Missoula: Rape and the Justice System in a College Town, Jon Krakauer

Mother Night, Kurt Vonnegut

My Life in France, Julia Child with Alex Prud’homme

Never Let Me Go, Kazuo Ishiguro

Nineteen Eighty-Four, George Orwell

Notorious RBG, Irin Carmon & Shana Knizhnik

One Summer: America 1927, Bill Bryson

Out of the Blackout, Robert Bernard

Parnassus on Wheels & The Haunted Bookshop, Christopher Morley

Plotted: A Literary Atlas, Andrew DeGraff

Possession, A.S. Byatt

Reflections on a Gift of Watermelon Pickle…and Other Modern Verse, Stephen Dunning, Edward Lueders, and Hugh Smith

Ringworld, Larry Niven

Rose Madder, Stephen King

Seven Brief Lessons on Physics, Carlo Rivelli

Super Sad True Love Story, Gary Shteyngart

The Annotated Alice: The Definitive Ed., Lewis Carroll & Martin Gardner (with original illustrations by John Tenniel)

The Cuckoo’s Calling, Robert Galbraith

The Dancer of Izu, Kawabata Yasunari

The Immortal Life of Henrietta Lacks, Rebecca Skloot

The Love Affairs of Nathaniel P., Adelle Waldman

The Man Who Mistook His Wife For a Hat, Oliver Sacks

The Martian, Andy Weir

The Missing Piece, Shel Silverstein

The Modern Kids, Jona Frank

The Monogram Murders, Sophie Hannah

The Mother & Child Project, Hope Through Healing Hands (ed.)

The Phantom Tollbooth, Norton Juster

The Prime of Miss Jean Brodie, Muriel Spark

The Snowy Day, Ezra Jack Keats

The Tender Bar, J.R. Moehringer

The Translator, Nina Schuyler

The Unlikely Pilgrimage of Harold Fry, Rachel Joyce

The Unrest-Cure and Other Stories, Saki

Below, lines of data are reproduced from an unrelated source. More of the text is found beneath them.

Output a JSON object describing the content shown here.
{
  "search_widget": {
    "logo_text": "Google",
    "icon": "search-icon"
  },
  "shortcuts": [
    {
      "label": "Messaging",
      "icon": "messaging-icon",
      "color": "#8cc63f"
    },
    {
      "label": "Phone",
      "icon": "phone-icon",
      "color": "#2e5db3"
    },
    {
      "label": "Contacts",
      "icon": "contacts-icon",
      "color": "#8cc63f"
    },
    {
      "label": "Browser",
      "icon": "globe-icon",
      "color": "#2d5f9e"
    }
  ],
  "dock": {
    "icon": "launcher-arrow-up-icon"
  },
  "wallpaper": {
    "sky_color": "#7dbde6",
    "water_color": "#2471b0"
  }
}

The Weird World of Wes Beattie, John Norman Harris

The Westing Game, Ellen Raskin

The Women in Black, Madeleine St John

They Call Me Naughty Lola, David Rose

Thing Explainer, Randall Munroe

What If?, Randall Munroe

When Breath Becomes Air, Paul Kalanithi

Up At the Villa, W. Somerset Maugham

84, Charing Cross Road, Helene Hanff